▶ [Records provided]:
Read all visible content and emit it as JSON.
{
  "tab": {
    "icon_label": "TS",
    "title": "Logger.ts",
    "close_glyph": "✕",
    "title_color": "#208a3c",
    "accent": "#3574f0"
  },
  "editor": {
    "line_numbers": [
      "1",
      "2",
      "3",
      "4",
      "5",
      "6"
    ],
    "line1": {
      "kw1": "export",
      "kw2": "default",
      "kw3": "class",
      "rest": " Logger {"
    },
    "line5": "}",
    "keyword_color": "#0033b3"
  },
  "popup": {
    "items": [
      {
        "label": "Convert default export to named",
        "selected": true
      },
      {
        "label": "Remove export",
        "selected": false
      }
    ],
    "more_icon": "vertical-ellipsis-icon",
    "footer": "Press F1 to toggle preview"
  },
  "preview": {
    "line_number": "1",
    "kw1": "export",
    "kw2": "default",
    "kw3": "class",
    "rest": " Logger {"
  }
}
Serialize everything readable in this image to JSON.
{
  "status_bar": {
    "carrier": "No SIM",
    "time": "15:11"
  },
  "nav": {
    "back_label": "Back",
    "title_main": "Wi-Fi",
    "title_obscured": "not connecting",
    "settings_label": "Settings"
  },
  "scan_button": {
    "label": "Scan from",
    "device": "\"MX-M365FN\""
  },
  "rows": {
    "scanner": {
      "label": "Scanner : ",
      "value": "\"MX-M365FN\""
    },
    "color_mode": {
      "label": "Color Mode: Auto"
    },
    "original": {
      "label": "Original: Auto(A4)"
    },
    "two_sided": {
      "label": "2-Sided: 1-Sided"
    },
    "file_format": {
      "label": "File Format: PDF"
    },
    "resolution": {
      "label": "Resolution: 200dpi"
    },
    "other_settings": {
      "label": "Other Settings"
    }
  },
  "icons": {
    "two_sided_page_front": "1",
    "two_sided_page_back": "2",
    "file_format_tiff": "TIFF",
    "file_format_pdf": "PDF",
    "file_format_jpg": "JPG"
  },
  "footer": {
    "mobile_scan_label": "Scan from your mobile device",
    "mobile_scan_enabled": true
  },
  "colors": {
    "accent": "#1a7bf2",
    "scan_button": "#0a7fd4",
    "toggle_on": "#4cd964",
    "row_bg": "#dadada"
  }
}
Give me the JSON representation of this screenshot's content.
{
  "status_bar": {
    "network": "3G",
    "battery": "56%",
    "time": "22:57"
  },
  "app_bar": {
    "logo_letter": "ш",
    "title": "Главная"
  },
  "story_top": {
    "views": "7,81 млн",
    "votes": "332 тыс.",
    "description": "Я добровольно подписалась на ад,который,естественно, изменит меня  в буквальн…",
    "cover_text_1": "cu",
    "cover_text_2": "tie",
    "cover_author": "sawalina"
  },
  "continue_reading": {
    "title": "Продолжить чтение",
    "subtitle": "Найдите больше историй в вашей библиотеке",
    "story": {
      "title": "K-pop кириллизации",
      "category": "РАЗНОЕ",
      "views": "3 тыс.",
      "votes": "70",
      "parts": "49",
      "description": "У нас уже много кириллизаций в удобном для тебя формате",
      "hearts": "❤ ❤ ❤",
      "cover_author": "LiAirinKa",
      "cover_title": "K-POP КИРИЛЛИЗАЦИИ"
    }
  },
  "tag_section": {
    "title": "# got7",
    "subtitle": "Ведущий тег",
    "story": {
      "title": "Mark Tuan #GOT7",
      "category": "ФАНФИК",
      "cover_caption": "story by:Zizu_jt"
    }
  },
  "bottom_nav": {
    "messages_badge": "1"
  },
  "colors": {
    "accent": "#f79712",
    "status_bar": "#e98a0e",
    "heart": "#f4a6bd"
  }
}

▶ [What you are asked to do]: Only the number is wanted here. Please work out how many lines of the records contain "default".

▶ [Reply to the exercise]: 3